> _EXERCISE_:
Every line in the material below that includes "startAllLabel" should be copied.
◇ ◇ ◇ ◇ ◇ ◇ ◇
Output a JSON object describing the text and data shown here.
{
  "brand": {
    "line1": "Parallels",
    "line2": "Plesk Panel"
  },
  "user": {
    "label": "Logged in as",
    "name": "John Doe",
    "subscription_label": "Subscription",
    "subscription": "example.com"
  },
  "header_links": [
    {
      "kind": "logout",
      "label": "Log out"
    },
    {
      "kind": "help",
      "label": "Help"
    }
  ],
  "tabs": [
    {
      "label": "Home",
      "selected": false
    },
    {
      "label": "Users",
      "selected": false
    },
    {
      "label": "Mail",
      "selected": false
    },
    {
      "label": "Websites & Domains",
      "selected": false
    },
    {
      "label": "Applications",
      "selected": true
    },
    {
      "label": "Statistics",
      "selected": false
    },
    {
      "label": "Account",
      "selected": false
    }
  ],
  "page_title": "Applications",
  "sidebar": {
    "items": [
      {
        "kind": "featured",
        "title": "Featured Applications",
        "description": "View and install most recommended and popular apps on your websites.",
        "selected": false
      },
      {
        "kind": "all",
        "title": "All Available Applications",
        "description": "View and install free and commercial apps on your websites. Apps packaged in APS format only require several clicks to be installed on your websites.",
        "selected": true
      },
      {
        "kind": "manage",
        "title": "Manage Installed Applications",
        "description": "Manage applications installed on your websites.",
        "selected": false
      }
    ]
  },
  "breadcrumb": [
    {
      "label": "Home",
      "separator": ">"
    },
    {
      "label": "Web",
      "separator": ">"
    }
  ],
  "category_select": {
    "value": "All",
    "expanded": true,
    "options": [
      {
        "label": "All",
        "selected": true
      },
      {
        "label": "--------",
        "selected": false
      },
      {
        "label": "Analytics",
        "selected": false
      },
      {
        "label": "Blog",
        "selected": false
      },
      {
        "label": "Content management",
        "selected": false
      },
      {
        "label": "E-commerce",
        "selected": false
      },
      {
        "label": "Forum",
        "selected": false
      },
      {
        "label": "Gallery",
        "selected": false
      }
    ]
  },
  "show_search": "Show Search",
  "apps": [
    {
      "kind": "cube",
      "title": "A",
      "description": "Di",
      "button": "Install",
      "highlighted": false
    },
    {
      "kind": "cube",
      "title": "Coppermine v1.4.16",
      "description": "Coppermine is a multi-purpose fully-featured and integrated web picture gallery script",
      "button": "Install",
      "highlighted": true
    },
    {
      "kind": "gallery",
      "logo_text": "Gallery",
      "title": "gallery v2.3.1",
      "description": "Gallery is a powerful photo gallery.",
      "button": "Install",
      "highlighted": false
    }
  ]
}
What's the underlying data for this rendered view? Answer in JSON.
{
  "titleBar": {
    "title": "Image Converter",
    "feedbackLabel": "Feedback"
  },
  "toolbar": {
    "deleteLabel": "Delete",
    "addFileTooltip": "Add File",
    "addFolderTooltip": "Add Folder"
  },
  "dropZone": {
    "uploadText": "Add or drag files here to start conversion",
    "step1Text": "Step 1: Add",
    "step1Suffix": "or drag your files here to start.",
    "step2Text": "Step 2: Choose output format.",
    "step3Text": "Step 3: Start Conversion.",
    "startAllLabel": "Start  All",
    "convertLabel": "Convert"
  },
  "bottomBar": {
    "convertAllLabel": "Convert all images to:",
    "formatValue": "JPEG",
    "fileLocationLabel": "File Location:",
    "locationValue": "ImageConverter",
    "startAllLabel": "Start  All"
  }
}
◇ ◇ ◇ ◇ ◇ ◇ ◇
> _ANSWER SECTION_:
    "startAllLabel": "Start  All",
    "startAllLabel": "Start  All"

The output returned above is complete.